§ The problem
Type out the data again, word for word and in full.

§ Data for analysis
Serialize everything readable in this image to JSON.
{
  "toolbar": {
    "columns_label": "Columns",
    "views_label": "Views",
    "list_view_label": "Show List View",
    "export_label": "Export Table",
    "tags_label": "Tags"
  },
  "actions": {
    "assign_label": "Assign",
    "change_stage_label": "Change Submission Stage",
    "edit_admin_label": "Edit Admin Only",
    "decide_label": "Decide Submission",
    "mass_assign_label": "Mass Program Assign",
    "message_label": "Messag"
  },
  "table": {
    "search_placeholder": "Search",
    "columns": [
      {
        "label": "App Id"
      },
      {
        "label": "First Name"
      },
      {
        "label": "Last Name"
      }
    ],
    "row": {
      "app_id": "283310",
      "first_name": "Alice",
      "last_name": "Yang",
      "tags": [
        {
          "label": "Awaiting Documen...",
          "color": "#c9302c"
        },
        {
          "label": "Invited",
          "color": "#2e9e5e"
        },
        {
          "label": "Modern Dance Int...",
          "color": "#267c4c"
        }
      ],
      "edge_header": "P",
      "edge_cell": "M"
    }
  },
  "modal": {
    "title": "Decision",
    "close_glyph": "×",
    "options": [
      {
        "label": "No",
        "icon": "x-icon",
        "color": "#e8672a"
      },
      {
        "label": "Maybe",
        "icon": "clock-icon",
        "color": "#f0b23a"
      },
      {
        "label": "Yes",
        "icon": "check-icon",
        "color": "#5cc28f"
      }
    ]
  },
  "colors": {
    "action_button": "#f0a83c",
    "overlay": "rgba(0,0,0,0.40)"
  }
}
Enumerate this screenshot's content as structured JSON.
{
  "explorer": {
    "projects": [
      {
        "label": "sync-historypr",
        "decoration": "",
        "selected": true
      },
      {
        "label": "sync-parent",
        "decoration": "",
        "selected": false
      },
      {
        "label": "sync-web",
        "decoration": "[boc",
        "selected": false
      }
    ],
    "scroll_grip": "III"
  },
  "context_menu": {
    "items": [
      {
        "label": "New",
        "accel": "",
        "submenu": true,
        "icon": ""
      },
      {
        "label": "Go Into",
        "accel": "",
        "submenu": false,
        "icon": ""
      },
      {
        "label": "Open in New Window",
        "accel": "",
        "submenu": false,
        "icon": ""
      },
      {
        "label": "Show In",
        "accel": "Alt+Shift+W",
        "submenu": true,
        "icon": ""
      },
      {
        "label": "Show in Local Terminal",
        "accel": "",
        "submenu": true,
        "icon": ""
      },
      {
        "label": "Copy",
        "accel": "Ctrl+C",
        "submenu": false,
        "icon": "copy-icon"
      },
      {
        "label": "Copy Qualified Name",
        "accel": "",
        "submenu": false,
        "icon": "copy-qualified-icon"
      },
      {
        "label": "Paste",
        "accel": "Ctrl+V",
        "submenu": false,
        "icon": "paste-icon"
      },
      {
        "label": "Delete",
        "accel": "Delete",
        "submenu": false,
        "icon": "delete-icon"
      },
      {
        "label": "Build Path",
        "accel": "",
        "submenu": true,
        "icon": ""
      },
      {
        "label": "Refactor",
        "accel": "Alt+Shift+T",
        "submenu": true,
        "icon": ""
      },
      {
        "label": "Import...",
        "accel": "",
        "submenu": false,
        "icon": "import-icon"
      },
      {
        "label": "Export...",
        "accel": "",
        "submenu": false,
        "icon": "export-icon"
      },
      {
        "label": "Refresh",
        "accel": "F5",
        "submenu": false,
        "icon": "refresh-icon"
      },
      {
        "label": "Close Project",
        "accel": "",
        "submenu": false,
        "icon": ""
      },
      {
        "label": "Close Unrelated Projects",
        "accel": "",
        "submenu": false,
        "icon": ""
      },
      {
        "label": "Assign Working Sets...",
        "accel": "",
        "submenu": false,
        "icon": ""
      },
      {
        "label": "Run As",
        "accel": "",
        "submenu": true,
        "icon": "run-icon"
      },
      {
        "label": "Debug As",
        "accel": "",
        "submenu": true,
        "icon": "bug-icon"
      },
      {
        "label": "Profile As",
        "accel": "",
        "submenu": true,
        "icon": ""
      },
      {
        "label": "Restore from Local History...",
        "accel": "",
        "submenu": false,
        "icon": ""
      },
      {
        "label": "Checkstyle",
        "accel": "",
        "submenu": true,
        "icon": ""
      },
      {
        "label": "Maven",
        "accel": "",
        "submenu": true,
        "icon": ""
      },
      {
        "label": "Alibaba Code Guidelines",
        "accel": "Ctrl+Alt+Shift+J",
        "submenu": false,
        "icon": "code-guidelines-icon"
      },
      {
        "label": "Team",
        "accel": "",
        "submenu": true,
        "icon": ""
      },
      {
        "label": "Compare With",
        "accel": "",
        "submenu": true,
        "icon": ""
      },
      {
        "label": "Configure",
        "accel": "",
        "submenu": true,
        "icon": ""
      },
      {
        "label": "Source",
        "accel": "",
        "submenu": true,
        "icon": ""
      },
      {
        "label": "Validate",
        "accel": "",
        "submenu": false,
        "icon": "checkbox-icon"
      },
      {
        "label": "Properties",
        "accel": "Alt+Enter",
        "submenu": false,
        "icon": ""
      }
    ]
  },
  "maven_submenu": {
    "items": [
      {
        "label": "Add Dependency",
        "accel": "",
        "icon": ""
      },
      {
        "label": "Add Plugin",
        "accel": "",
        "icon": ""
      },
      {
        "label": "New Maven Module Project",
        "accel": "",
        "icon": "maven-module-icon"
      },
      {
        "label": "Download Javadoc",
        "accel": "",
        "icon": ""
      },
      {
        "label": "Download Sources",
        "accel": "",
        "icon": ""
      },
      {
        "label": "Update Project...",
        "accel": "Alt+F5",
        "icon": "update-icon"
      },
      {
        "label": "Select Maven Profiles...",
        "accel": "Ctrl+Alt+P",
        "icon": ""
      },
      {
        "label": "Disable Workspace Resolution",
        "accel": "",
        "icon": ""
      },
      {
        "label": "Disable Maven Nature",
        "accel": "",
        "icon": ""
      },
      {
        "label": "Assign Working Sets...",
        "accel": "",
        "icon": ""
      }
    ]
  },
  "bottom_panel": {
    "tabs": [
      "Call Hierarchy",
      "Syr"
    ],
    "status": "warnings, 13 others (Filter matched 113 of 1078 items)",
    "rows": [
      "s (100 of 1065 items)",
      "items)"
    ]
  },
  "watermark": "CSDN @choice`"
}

§ Answer section
Serialize everything readable in this image to JSON.
{
  "toolbar": {
    "columns_label": "Columns",
    "views_label": "Views",
    "list_view_label": "Show List View",
    "export_label": "Export Table",
    "tags_label": "Tags"
  },
  "actions": {
    "assign_label": "Assign",
    "change_stage_label": "Change Submission Stage",
    "edit_admin_label": "Edit Admin Only",
    "decide_label": "Decide Submission",
    "mass_assign_label": "Mass Program Assign",
    "message_label": "Messag"
  },
  "table": {
    "search_placeholder": "Search",
    "columns": [
      {
        "label": "App Id"
      },
      {
        "label": "First Name"
      },
      {
        "label": "Last Name"
      }
    ],
    "row": {
      "app_id": "283310",
      "first_name": "Alice",
      "last_name": "Yang",
      "tags": [
        {
          "label": "Awaiting Documen...",
          "color": "#c9302c"
        },
        {
          "label": "Invited",
          "color": "#2e9e5e"
        },
        {
          "label": "Modern Dance Int...",
          "color": "#267c4c"
        }
      ],
      "edge_header": "P",
      "edge_cell": "M"
    }
  },
  "modal": {
    "title": "Decision",
    "close_glyph": "×",
    "options": [
      {
        "label": "No",
        "icon": "x-icon",
        "color": "#e8672a"
      },
      {
        "label": "Maybe",
        "icon": "clock-icon",
        "color": "#f0b23a"
      },
      {
        "label": "Yes",
        "icon": "check-icon",
        "color": "#5cc28f"
      }
    ]
  },
  "colors": {
    "action_button": "#f0a83c",
    "overlay": "rgba(0,0,0,0.40)"
  }
}
Enumerate this screenshot's content as structured JSON.
{
  "explorer": {
    "projects": [
      {
        "label": "sync-historypr",
        "decoration": "",
        "selected": true
      },
      {
        "label": "sync-parent",
        "decoration": "",
        "selected": false
      },
      {
        "label": "sync-web",
        "decoration": "[boc",
        "selected": false
      }
    ],
    "scroll_grip": "III"
  },
  "context_menu": {
    "items": [
      {
        "label": "New",
        "accel": "",
        "submenu": true,
        "icon": ""
      },
      {
        "label": "Go Into",
        "accel": "",
        "submenu": false,
        "icon": ""
      },
      {
        "label": "Open in New Window",
        "accel": "",
        "submenu": false,
        "icon": ""
      },
      {
        "label": "Show In",
        "accel": "Alt+Shift+W",
        "submenu": true,
        "icon": ""
      },
      {
        "label": "Show in Local Terminal",
        "accel": "",
        "submenu": true,
        "icon": ""
      },
      {
        "label": "Copy",
        "accel": "Ctrl+C",
        "submenu": false,
        "icon": "copy-icon"
      },
      {
        "label": "Copy Qualified Name",
        "accel": "",
        "submenu": false,
        "icon": "copy-qualified-icon"
      },
      {
        "label": "Paste",
        "accel": "Ctrl+V",
        "submenu": false,
        "icon": "paste-icon"
      },
      {
        "label": "Delete",
        "accel": "Delete",
        "submenu": false,
        "icon": "delete-icon"
      },
      {
        "label": "Build Path",
        "accel": "",
        "submenu": true,
        "icon": ""
      },
      {
        "label": "Refactor",
        "accel": "Alt+Shift+T",
        "submenu": true,
        "icon": ""
      },
      {
        "label": "Import...",
        "accel": "",
        "submenu": false,
        "icon": "import-icon"
      },
      {
        "label": "Export...",
        "accel": "",
        "submenu": false,
        "icon": "export-icon"
      },
      {
        "label": "Refresh",
        "accel": "F5",
        "submenu": false,
        "icon": "refresh-icon"
      },
      {
        "label": "Close Project",
        "accel": "",
        "submenu": false,
        "icon": ""
      },
      {
        "label": "Close Unrelated Projects",
        "accel": "",
        "submenu": false,
        "icon": ""
      },
      {
        "label": "Assign Working Sets...",
        "accel": "",
        "submenu": false,
        "icon": ""
      },
      {
        "label": "Run As",
        "accel": "",
        "submenu": true,
        "icon": "run-icon"
      },
      {
        "label": "Debug As",
        "accel": "",
        "submenu": true,
        "icon": "bug-icon"
      },
      {
        "label": "Profile As",
        "accel": "",
        "submenu": true,
        "icon": ""
      },
      {
        "label": "Restore from Local History...",
        "accel": "",
        "submenu": false,
        "icon": ""
      },
      {
        "label": "Checkstyle",
        "accel": "",
        "submenu": true,
        "icon": ""
      },
      {
        "label": "Maven",
        "accel": "",
        "submenu": true,
        "icon": ""
      },
      {
        "label": "Alibaba Code Guidelines",
        "accel": "Ctrl+Alt+Shift+J",
        "submenu": false,
        "icon": "code-guidelines-icon"
      },
      {
        "label": "Team",
        "accel": "",
        "submenu": true,
        "icon": ""
      },
      {
        "label": "Compare With",
        "accel": "",
        "submenu": true,
        "icon": ""
      },
      {
        "label": "Configure",
        "accel": "",
        "submenu": true,
        "icon": ""
      },
      {
        "label": "Source",
        "accel": "",
        "submenu": true,
        "icon": ""
      },
      {
        "label": "Validate",
        "accel": "",
        "submenu": false,
        "icon": "checkbox-icon"
      },
      {
        "label": "Properties",
        "accel": "Alt+Enter",
        "submenu": false,
        "icon": ""
      }
    ]
  },
  "maven_submenu": {
    "items": [
      {
        "label": "Add Dependency",
        "accel": "",
        "icon": ""
      },
      {
        "label": "Add Plugin",
        "accel": "",
        "icon": ""
      },
      {
        "label": "New Maven Module Project",
        "accel": "",
        "icon": "maven-module-icon"
      },
      {
        "label": "Download Javadoc",
        "accel": "",
        "icon": ""
      },
      {
        "label": "Download Sources",
        "accel": "",
        "icon": ""
      },
      {
        "label": "Update Project...",
        "accel": "Alt+F5",
        "icon": "update-icon"
      },
      {
        "label": "Select Maven Profiles...",
        "accel": "Ctrl+Alt+P",
        "icon": ""
      },
      {
        "label": "Disable Workspace Resolution",
        "accel": "",
        "icon": ""
      },
      {
        "label": "Disable Maven Nature",
        "accel": "",
        "icon": ""
      },
      {
        "label": "Assign Working Sets...",
        "accel": "",
        "icon": ""
      }
    ]
  },
  "bottom_panel": {
    "tabs": [
      "Call Hierarchy",
      "Syr"
    ],
    "status": "warnings, 13 others (Filter matched 113 of 1078 items)",
    "rows": [
      "s (100 of 1065 items)",
      "items)"
    ]
  },
  "watermark": "CSDN @choice`"
}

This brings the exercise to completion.